In this meeting with one of Mongolia’s experts on nuclear issues, Ambassador J. Enkhsaikhan will talk about his country’s practical experience of promoting a novel concept of single-State NWFZ, its challenges, why it is important not only for Mongolia but also for many other small states, and how it can contribute to reducing grey areas and blind spots in the emerging nuclear-weapon-free world.
As of today, dozens of states are not parties to political or military alliances nor to regional NWFZs. Some of them for geographical or valid political reasons cannot be part of such zones, where the logic of strength in numbers applies, that leaves them vulnerable to various pressures to accept, if not nuclear weapons, then parts of nuclear weapons systems and thus making them ‘legitimate’ targets of hostilities. Hence the importance of recognition by the international community of single-State NWFZs and the P5 pledge not to violate them.

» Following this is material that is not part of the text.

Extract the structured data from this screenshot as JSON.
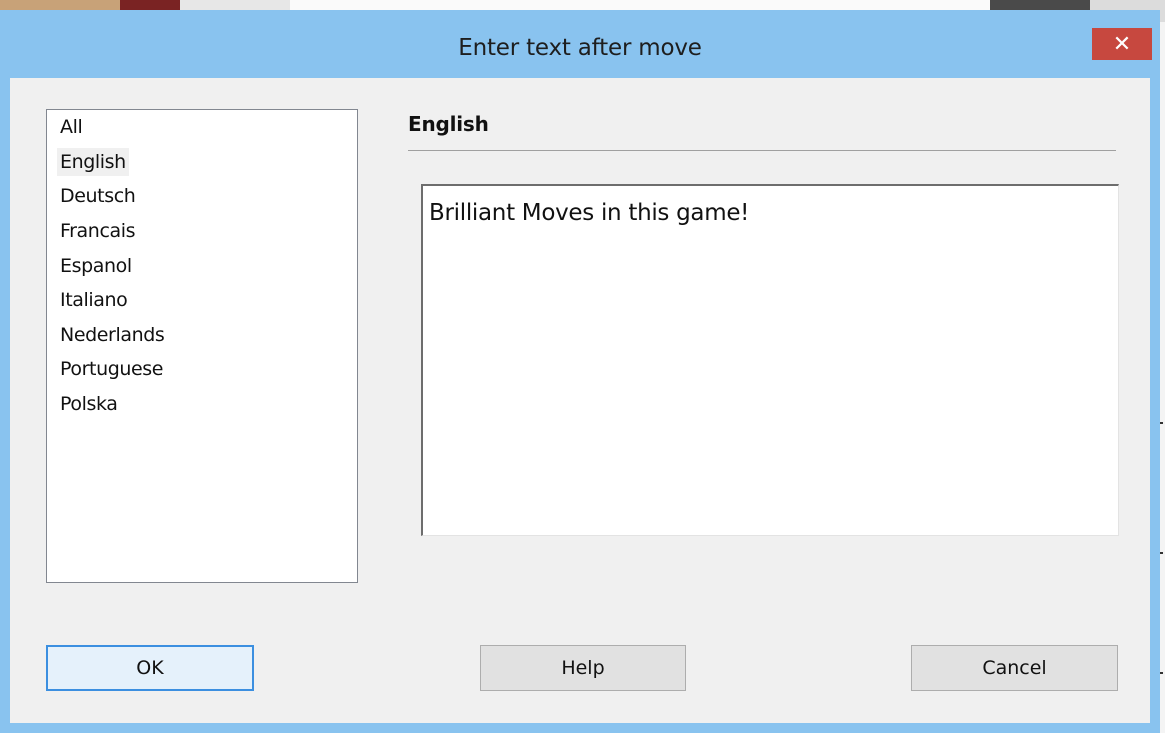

Mongolia, land of Genghis Khan, sandwiched between the nuclear weapon states Russia and China, has been promoting its own distinctive non-aligned policy toward great power rivalries. Its approach to nuclear security issues shows not only the challenges that small, non-nuclear states face when dealing with nuclear-weapons related issues but also how they can contribute to regional peace and stability by leveraging whatever comparative advantage they may have. In the case of Mongolia, the P5, in 2012, have signed a joint declaration pledging that they would respect its unique status and would not contribute to any act that would violate it. The logical question arises that if a small non-aligned state can contribute to promoting confidence and predictability, then larger states—especially influential allies that have the ear of nuclear-weapon states—can contribute even more to reducing the common threat.